If you take a trip to a BJJ or Jiu Jitsu school, you will get to experience firsthand this sense of community we are talking about. You will witness people from all different countries, backgrounds, ethnicities, professions, and ages (at our academy ages as young as four years old) sharing Jiu Jitsu together for the same reasons, to get a little better every day. One of the coolest experiences to me as a young teen was the fact that I got to train with police officers, lawyers, teachers, accountants, firefighters, chefs, dentists and you name it on a daily basis. Not only were most of them pleasant and helpful to me on the mats but in my personal life as well. If you are familiar with the idea of mentorship, the right school is a community that is designed to foster growth and not just amongst the students. One of the best parts about my job is that I am blessed with the opportunity to learn from every single person in my academy in some way for the reason that each person carries with them a wealth of experience and expertise in some area or field that most of us don’t already have. One of my favorite sayings which I learned from a white belt who is now my good friend, is that “variety is the spice of life” and it couldn’t be more true. So when you join a Jiu Jitsu club, you aren’t just joining for the Jiu Jitsu techniques and the fitness aspect, those are purely the superficial aspects. The reason worth staying at an academy is the long term relationships and friendships you will develop with people who will motivate you and inspire you to be better. We have countless stories of days where are students were just plain having a rough one. Sick family member, lost a relative, work stress, depression/anxiety, relationship troubles, having to fire employees and what name you, yet they mustered the energy and will power to go to class where the kindness and positivity of the other students along with the chemical release of training made them feel like a new person. I can speak from personal experience that this is truly the case with Jiu Jitsu, you are joining a community of people who will lift you up on the days you don’t feel strong enough to keep going. 

 

This brings us to another incredibly powerful aspect of the community which is the idea of paying it forward.
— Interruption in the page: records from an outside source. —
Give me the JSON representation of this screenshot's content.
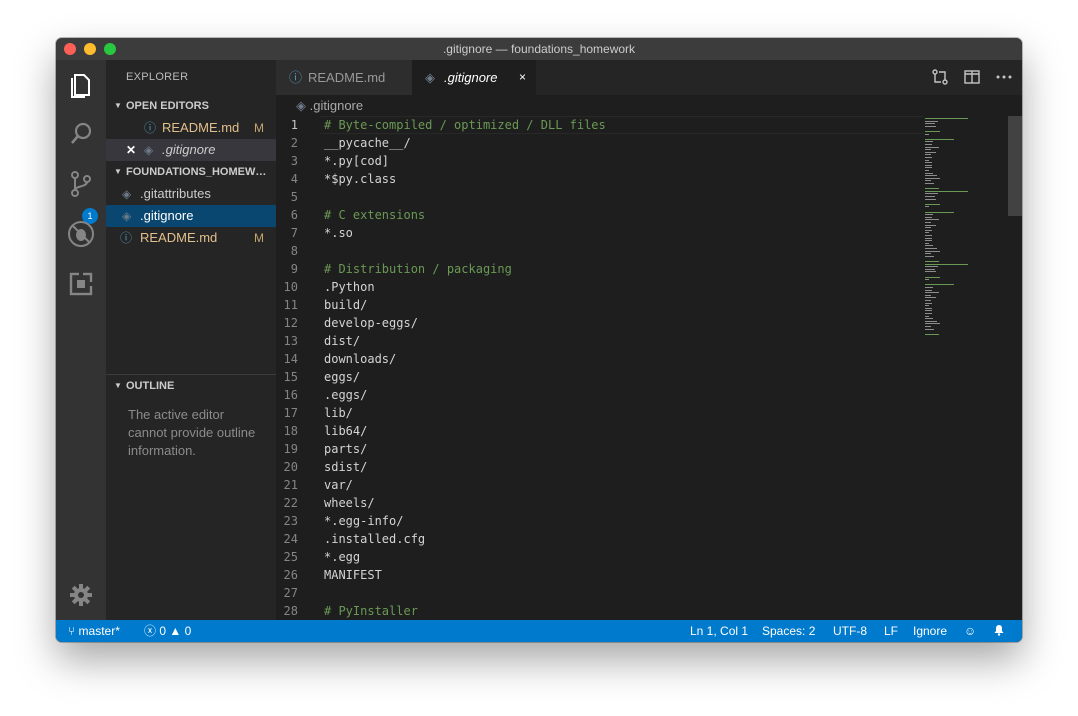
{
  "window": {
    "title": ".gitignore — foundations_homework"
  },
  "activity_bar": {
    "items": [
      {
        "name": "explorer-icon"
      },
      {
        "name": "search-icon"
      },
      {
        "name": "source-control-icon"
      },
      {
        "name": "debug-icon"
      },
      {
        "name": "extensions-icon"
      }
    ],
    "scm_badge": "1",
    "settings": "gear-icon"
  },
  "sidebar": {
    "title": "EXPLORER",
    "open_editors": {
      "label": "OPEN EDITORS",
      "items": [
        {
          "name": "README.md",
          "badge": "M"
        },
        {
          "name": ".gitignore"
        }
      ]
    },
    "folder": {
      "label": "FOUNDATIONS_HOMEWORK",
      "items": [
        {
          "name": ".gitattributes"
        },
        {
          "name": ".gitignore"
        },
        {
          "name": "README.md",
          "badge": "M"
        }
      ]
    },
    "outline": {
      "label": "OUTLINE",
      "message": "The active editor cannot provide outline information."
    }
  },
  "tabs": [
    {
      "label": "README.md"
    },
    {
      "label": ".gitignore",
      "close": "×"
    }
  ],
  "breadcrumb": ".gitignore",
  "code": [
    {
      "n": "1",
      "t": "# Byte-compiled / optimized / DLL files",
      "c": true
    },
    {
      "n": "2",
      "t": "__pycache__/"
    },
    {
      "n": "3",
      "t": "*.py[cod]"
    },
    {
      "n": "4",
      "t": "*$py.class"
    },
    {
      "n": "5",
      "t": ""
    },
    {
      "n": "6",
      "t": "# C extensions",
      "c": true
    },
    {
      "n": "7",
      "t": "*.so"
    },
    {
      "n": "8",
      "t": ""
    },
    {
      "n": "9",
      "t": "# Distribution / packaging",
      "c": true
    },
    {
      "n": "10",
      "t": ".Python"
    },
    {
      "n": "11",
      "t": "build/"
    },
    {
      "n": "12",
      "t": "develop-eggs/"
    },
    {
      "n": "13",
      "t": "dist/"
    },
    {
      "n": "14",
      "t": "downloads/"
    },
    {
      "n": "15",
      "t": "eggs/"
    },
    {
      "n": "16",
      "t": ".eggs/"
    },
    {
      "n": "17",
      "t": "lib/"
    },
    {
      "n": "18",
      "t": "lib64/"
    },
    {
      "n": "19",
      "t": "parts/"
    },
    {
      "n": "20",
      "t": "sdist/"
    },
    {
      "n": "21",
      "t": "var/"
    },
    {
      "n": "22",
      "t": "wheels/"
    },
    {
      "n": "23",
      "t": "*.egg-info/"
    },
    {
      "n": "24",
      "t": ".installed.cfg"
    },
    {
      "n": "25",
      "t": "*.egg"
    },
    {
      "n": "26",
      "t": "MANIFEST"
    },
    {
      "n": "27",
      "t": ""
    },
    {
      "n": "28",
      "t": "# PyInstaller",
      "c": true
    }
  ],
  "status": {
    "branch": "master*",
    "errors": "0",
    "warnings": "0",
    "position": "Ln 1, Col 1",
    "spaces": "Spaces: 2",
    "encoding": "UTF-8",
    "eol": "LF",
    "language": "Ignore"
  },
  "colors": {
    "accent": "#007acc",
    "comment": "#6a9955",
    "modified": "#c5a66d",
    "selection": "#094771"
  }
}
Whether you came from wealth or came from nothing, Jiu Jitsu always has something to offer you. As you grow and develop by exercising the Martial Arts principles you will receive an enrichment in your life that is unparalleled and brings you to a place of contentment. From that point on, it’s worth reflecting on your journey and what it’s given you as you begin to go about paying it forward. Maybe it’s in the form of sponsoring a good person who lacks the means to train and commit to the lifestyle, or simply a kind deed to another person inside or outside the dojo. Regardless of how you choose to go about it, it’s the natural progression of things once you find yourself in a place to acknowledge what the community has done for you. Just like any self-sustaining ecosystem there is reciprocation at play. “Do unto others as you would have them do unto you” the Bible states, in Martial Arts we refer to this as respect. From the age of four our students learn that respect is “treating people the way you want to be treated”. When you have had people go out of their way for you, pay tournament fees for you, give you a gi, give you a place to stay and help you overcome whatever life throws at you, you will want to do the same. Not only because it’s the right thing to do but also because it feels good! Many of our instructors started out as assistants in the class which led them to the realization that when you help others, you feel great! Some develop a passion they didn’t know for teaching and go on to become instructors with the mission of sharing the many positive benefits with anyone who is willing to give it a try. This is the part of Jiu Jitsu that seldom meets the eye because from the outside you can only really see the fighting and self defense aspect. But just like an iceberg, underneath the surface there is a great deal of depth that stems from your own experiences with personal development and evolves into something that begins to positively affect everyone around you.